Well, well. Here we are. Mr. Lenny Dykstra, the man who famously claims to be undefeated or something in stock investing, has filed for bankruptcy (Darren Daulton saw this coming, as with all other things). Bankrupt, man. Just imagine if Dykstra’s stock picks had turned out poorly.
Yes, it’s more than a bit mean-spirited to delight in the complete financial failure of a stranger, even a famous one, so let’s point out that the world would be a better place if he and everybody else were in better financial shape. We can all agree on that, right? Okay, good. That said, Dykstra’s bankruptcy signals the end of one of the most noxiously overconfident reigns in the hypersensationalized world of early-decade financial management. Thank God.
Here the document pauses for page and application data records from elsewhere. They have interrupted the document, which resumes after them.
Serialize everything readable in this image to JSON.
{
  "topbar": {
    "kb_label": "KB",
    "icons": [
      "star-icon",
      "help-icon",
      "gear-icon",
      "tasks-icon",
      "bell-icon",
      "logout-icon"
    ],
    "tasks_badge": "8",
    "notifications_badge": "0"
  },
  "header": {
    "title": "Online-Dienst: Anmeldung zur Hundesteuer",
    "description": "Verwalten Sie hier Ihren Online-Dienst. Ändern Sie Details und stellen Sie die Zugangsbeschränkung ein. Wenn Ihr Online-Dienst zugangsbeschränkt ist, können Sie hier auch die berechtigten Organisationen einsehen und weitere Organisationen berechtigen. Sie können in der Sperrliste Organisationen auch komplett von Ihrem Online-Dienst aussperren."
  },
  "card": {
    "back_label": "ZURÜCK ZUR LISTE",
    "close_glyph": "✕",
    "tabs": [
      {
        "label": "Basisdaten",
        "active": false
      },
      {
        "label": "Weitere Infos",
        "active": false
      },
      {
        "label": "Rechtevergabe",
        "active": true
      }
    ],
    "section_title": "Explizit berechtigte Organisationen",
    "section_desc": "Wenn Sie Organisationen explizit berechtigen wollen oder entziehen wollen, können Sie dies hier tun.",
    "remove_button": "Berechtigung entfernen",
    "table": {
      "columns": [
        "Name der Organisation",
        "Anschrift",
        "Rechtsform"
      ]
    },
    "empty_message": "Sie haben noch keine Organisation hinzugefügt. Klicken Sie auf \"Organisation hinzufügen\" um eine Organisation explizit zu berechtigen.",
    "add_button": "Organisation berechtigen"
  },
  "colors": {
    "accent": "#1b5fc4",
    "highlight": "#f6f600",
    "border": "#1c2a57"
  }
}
At his career’s height , the former Phillie centerfielder wrote a column called “Nails On The Numbers” for the influential THESTREET.COM. He rubbed elbows with such television luminaries as Jim Cramer, seen above (and, um, here).Then people began to realize that Dykstra wasn’t exactly grounded in reality just because he knew a few familiar market terms and could speak in front of a television camera without turning into a blubbering mass of fail.
The bottom began to drop out. Mitch Williams called it first, saying Dykstra “wouldn’t have two nickels to rub together” in three years (that prediction, by the way? Almost seven months ago). Then GQ utterly eviscerated Dykstra and his claims of success, prompting a bland, blanket Pesci-style “everything that guy just said is bullsh*t” response from “Nails.”
Nowadays, Dykstra’s mansion is done for, his boat’s gone, his column’s off The Street, and… well, who the hell even knows what’s next? Maybe construction work. Construction’s gritty. And there’s lots of nails.